Right now, there is a lot on my heart that this song represents, but I'm not ready to share it all here, just yet.  But I promise I won't forget it - I'll have this song to remind me of those things.

If you haven't had the privilege of hearing the latest Switchfoot release, check it out here, you'll be glad you did.

LOVE ALONE IS WORTH THE FIGHT

I'm trying to find where my place is, I'm looking for my own oasis
So close I can taste this, The fear that love alone erases

So I'm back to the basics, I figure it's time I face this
Time to take my own advice

Love alone is worth the fight 

And I never thought it'd come to this, but it seems like I'm finally feeling numb to this
The funny thing about a name is, You forget what the reason you were playing the game is

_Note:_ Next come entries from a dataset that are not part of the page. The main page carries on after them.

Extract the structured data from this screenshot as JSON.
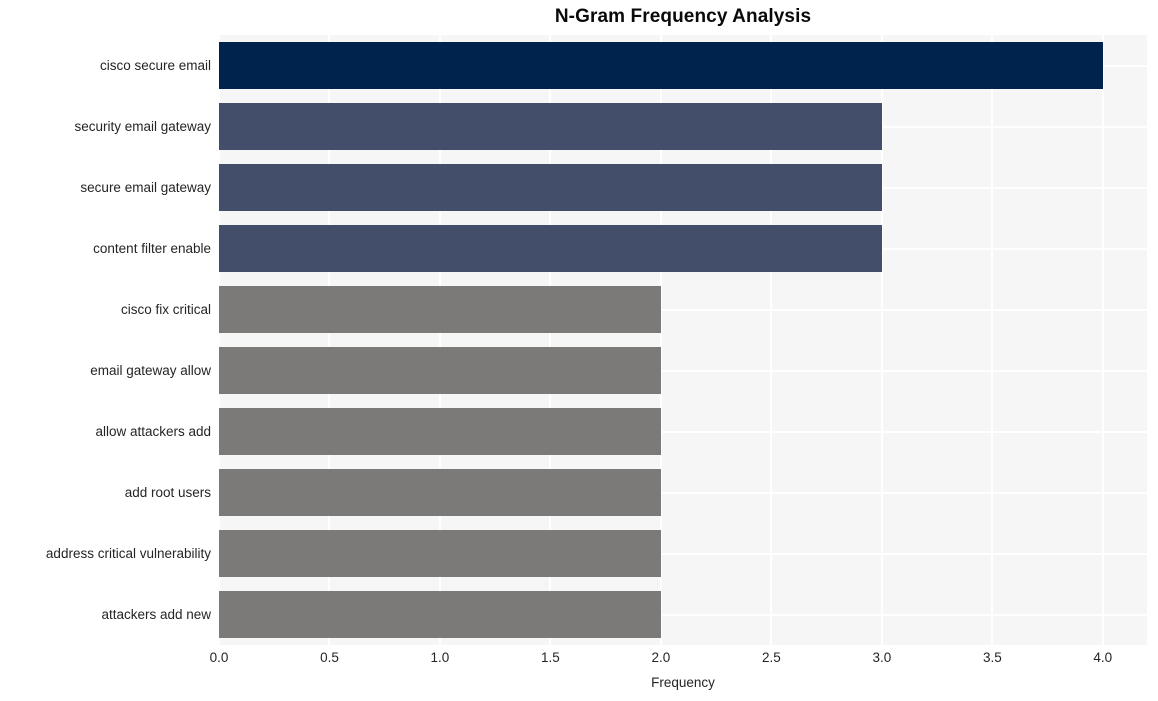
{
  "chart_data": {
    "type": "bar",
    "orientation": "horizontal",
    "title": "N-Gram Frequency Analysis",
    "xlabel": "Frequency",
    "ylabel": "",
    "xlim": [
      0,
      4.2
    ],
    "xticks": [
      "0.0",
      "0.5",
      "1.0",
      "1.5",
      "2.0",
      "2.5",
      "3.0",
      "3.5",
      "4.0"
    ],
    "xtick_values": [
      0.0,
      0.5,
      1.0,
      1.5,
      2.0,
      2.5,
      3.0,
      3.5,
      4.0
    ],
    "grid": true,
    "legend": "none",
    "categories": [
      "cisco secure email",
      "security email gateway",
      "secure email gateway",
      "content filter enable",
      "cisco fix critical",
      "email gateway allow",
      "allow attackers add",
      "add root users",
      "address critical vulnerability",
      "attackers add new"
    ],
    "values": [
      4,
      3,
      3,
      3,
      2,
      2,
      2,
      2,
      2,
      2
    ],
    "bar_colors": [
      "#00234e",
      "#434e6b",
      "#434e6b",
      "#434e6b",
      "#7b7a78",
      "#7b7a78",
      "#7b7a78",
      "#7b7a78",
      "#7b7a78",
      "#7b7a78"
    ]
  },
  "style": {
    "plot_background": "#f6f6f7",
    "figure_background": "#ffffff",
    "gridline_color": "#ffffff",
    "text_color": "#252525",
    "title_color": "#0a0a0a"
  }
}
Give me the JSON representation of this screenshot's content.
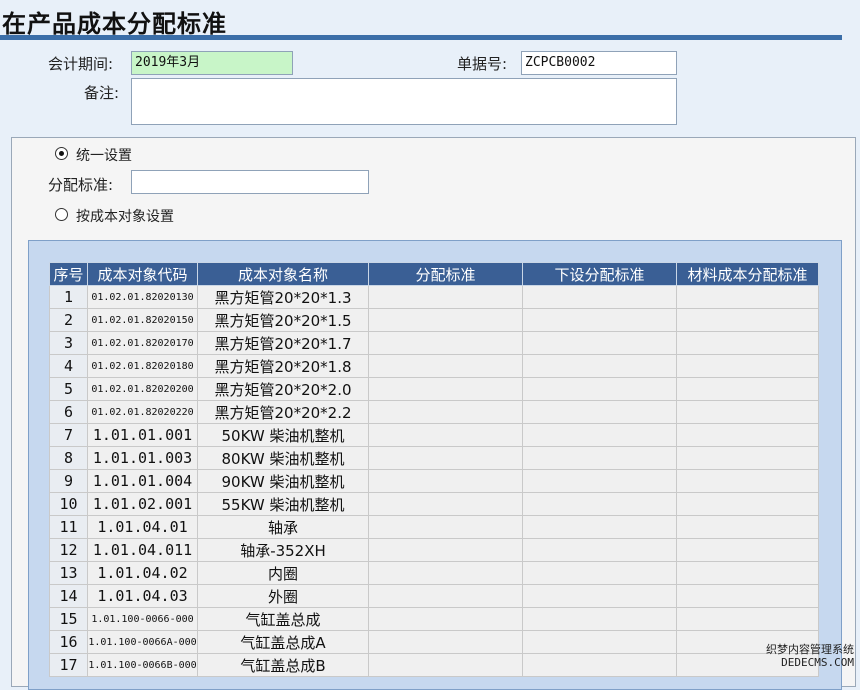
{
  "page": {
    "title": "在产品成本分配标准"
  },
  "form": {
    "period_label": "会计期间:",
    "period_value": "2019年3月",
    "docno_label": "单据号:",
    "docno_value": "ZCPCB0002",
    "remark_label": "备注:",
    "remark_value": ""
  },
  "options": {
    "unified_label": "统一设置",
    "unified_selected": true,
    "standard_label": "分配标准:",
    "standard_value": "",
    "by_object_label": "按成本对象设置",
    "by_object_selected": false
  },
  "table": {
    "columns": [
      "序号",
      "成本对象代码",
      "成本对象名称",
      "分配标准",
      "下设分配标准",
      "材料成本分配标准"
    ],
    "rows": [
      {
        "no": "1",
        "code": "01.02.01.82020130",
        "name": "黑方矩管20*20*1.3",
        "std": "",
        "sub": "",
        "mat": ""
      },
      {
        "no": "2",
        "code": "01.02.01.82020150",
        "name": "黑方矩管20*20*1.5",
        "std": "",
        "sub": "",
        "mat": ""
      },
      {
        "no": "3",
        "code": "01.02.01.82020170",
        "name": "黑方矩管20*20*1.7",
        "std": "",
        "sub": "",
        "mat": ""
      },
      {
        "no": "4",
        "code": "01.02.01.82020180",
        "name": "黑方矩管20*20*1.8",
        "std": "",
        "sub": "",
        "mat": ""
      },
      {
        "no": "5",
        "code": "01.02.01.82020200",
        "name": "黑方矩管20*20*2.0",
        "std": "",
        "sub": "",
        "mat": ""
      },
      {
        "no": "6",
        "code": "01.02.01.82020220",
        "name": "黑方矩管20*20*2.2",
        "std": "",
        "sub": "",
        "mat": ""
      },
      {
        "no": "7",
        "code": "1.01.01.001",
        "name": "50KW 柴油机整机",
        "std": "",
        "sub": "",
        "mat": ""
      },
      {
        "no": "8",
        "code": "1.01.01.003",
        "name": "80KW 柴油机整机",
        "std": "",
        "sub": "",
        "mat": ""
      },
      {
        "no": "9",
        "code": "1.01.01.004",
        "name": "90KW 柴油机整机",
        "std": "",
        "sub": "",
        "mat": ""
      },
      {
        "no": "10",
        "code": "1.01.02.001",
        "name": "55KW 柴油机整机",
        "std": "",
        "sub": "",
        "mat": ""
      },
      {
        "no": "11",
        "code": "1.01.04.01",
        "name": "轴承",
        "std": "",
        "sub": "",
        "mat": ""
      },
      {
        "no": "12",
        "code": "1.01.04.011",
        "name": "轴承-352XH",
        "std": "",
        "sub": "",
        "mat": ""
      },
      {
        "no": "13",
        "code": "1.01.04.02",
        "name": "内圈",
        "std": "",
        "sub": "",
        "mat": ""
      },
      {
        "no": "14",
        "code": "1.01.04.03",
        "name": "外圈",
        "std": "",
        "sub": "",
        "mat": ""
      },
      {
        "no": "15",
        "code": "1.01.100-0066-000",
        "name": "气缸盖总成",
        "std": "",
        "sub": "",
        "mat": ""
      },
      {
        "no": "16",
        "code": "1.01.100-0066A-000",
        "name": "气缸盖总成A",
        "std": "",
        "sub": "",
        "mat": ""
      },
      {
        "no": "17",
        "code": "1.01.100-0066B-000",
        "name": "气缸盖总成B",
        "std": "",
        "sub": "",
        "mat": ""
      }
    ]
  },
  "watermark": {
    "line1": "织梦内容管理系统",
    "line2": "DEDECMS.COM"
  }
}
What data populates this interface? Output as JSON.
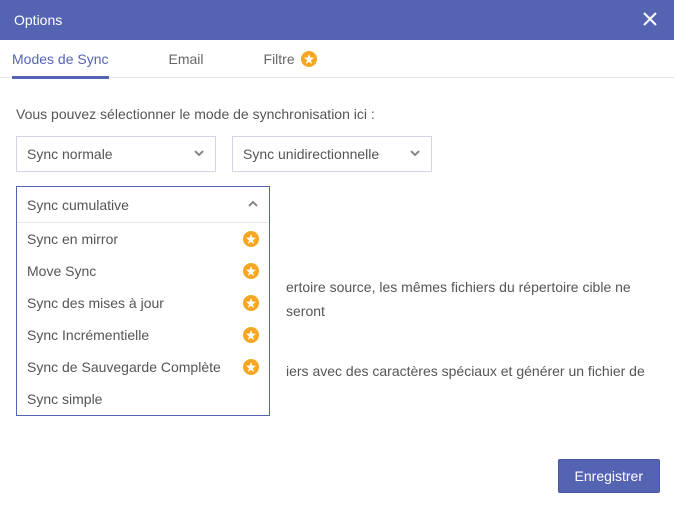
{
  "header": {
    "title": "Options"
  },
  "tabs": [
    {
      "label": "Modes de Sync",
      "badge": false
    },
    {
      "label": "Email",
      "badge": false
    },
    {
      "label": "Filtre",
      "badge": true
    }
  ],
  "instruction": "Vous pouvez sélectionner le mode de synchronisation ici :",
  "select_left": {
    "value": "Sync normale"
  },
  "select_right": {
    "value": "Sync unidirectionnelle"
  },
  "dropdown": {
    "selected": "Sync cumulative",
    "items": [
      {
        "label": "Sync en mirror",
        "badge": true
      },
      {
        "label": "Move Sync",
        "badge": true
      },
      {
        "label": "Sync des mises à jour",
        "badge": true
      },
      {
        "label": "Sync Incrémentielle",
        "badge": true
      },
      {
        "label": "Sync de Sauvegarde Complète",
        "badge": true
      },
      {
        "label": "Sync simple",
        "badge": false
      }
    ]
  },
  "body_text_1": "ertoire source, les mêmes fichiers du répertoire cible ne seront",
  "body_text_2": "iers avec des caractères spéciaux et générer un fichier de",
  "footer": {
    "save_label": "Enregistrer"
  }
}
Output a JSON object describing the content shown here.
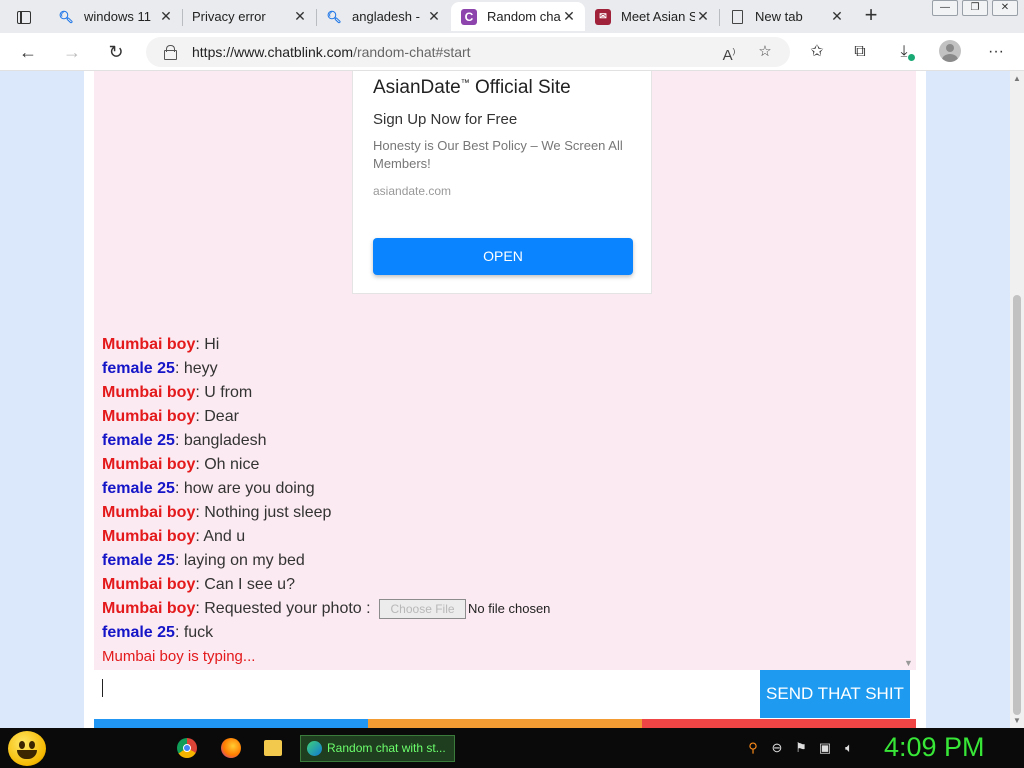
{
  "tabs": [
    {
      "label": "windows 11",
      "icon": "search-icon",
      "active": false
    },
    {
      "label": "Privacy error",
      "icon": "none",
      "active": false
    },
    {
      "label": "angladesh -",
      "icon": "search-icon",
      "active": false
    },
    {
      "label": "Random cha",
      "icon": "chatblink-icon",
      "active": true
    },
    {
      "label": "Meet Asian S",
      "icon": "asiandate-icon",
      "active": false
    },
    {
      "label": "New tab",
      "icon": "page-icon",
      "active": false
    }
  ],
  "address": {
    "url_host": "https://www.chatblink.com",
    "url_path": "/random-chat#start"
  },
  "ad": {
    "title": "AsianDate",
    "tm": "™",
    "title_suffix": " Official Site",
    "subtitle": "Sign Up Now for Free",
    "description": "Honesty is Our Best Policy – We Screen All Members!",
    "domain": "asiandate.com",
    "button": "OPEN"
  },
  "messages": [
    {
      "who": "Mumbai boy",
      "role": "stranger",
      "text": ": Hi"
    },
    {
      "who": "female 25",
      "role": "you",
      "text": ": heyy"
    },
    {
      "who": "Mumbai boy",
      "role": "stranger",
      "text": ": U from"
    },
    {
      "who": "Mumbai boy",
      "role": "stranger",
      "text": ": Dear"
    },
    {
      "who": "female 25",
      "role": "you",
      "text": ": bangladesh"
    },
    {
      "who": "Mumbai boy",
      "role": "stranger",
      "text": ": Oh nice"
    },
    {
      "who": "female 25",
      "role": "you",
      "text": ": how are you doing"
    },
    {
      "who": "Mumbai boy",
      "role": "stranger",
      "text": ": Nothing just sleep"
    },
    {
      "who": "Mumbai boy",
      "role": "stranger",
      "text": ": And u"
    },
    {
      "who": "female 25",
      "role": "you",
      "text": ": laying on my bed"
    },
    {
      "who": "Mumbai boy",
      "role": "stranger",
      "text": ": Can I see u?"
    },
    {
      "who": "Mumbai boy",
      "role": "stranger",
      "text": ": Requested your photo :",
      "file_button": "Choose File",
      "file_status": "No file chosen"
    },
    {
      "who": "female 25",
      "role": "you",
      "text": ": fuck"
    }
  ],
  "typing_indicator": "Mumbai boy is typing...",
  "input": {
    "value": "",
    "send_label": "SEND THAT SHIT"
  },
  "strip_colors": [
    "#2196f3",
    "#f39c34",
    "#ef4545"
  ],
  "colors": {
    "stranger": "#e3191b",
    "you": "#1515c8",
    "accent": "#1e9bf0"
  },
  "taskbar": {
    "task_label": "Random chat with st...",
    "clock": "4:09 PM"
  }
}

And it's all an illusion, a 21st century institution
So I'm headed down the open road unknown

And we find what we're made of through the open door
Is it fear you're afraid of? 
What are you waiting for? 

Love alone is worth the fight

We're only here for a season, I'm looking for the rhyme and reason
Why you're born, why you're leaving, what you fear and what you believe in

Why you're living and breathing, why you're fighting it and getting it even
Let's go headed down the open road unknown

Here we are, here we go where the road is our own
Hear it calling you home
Here we are, here we go!

Love alone is worth the fight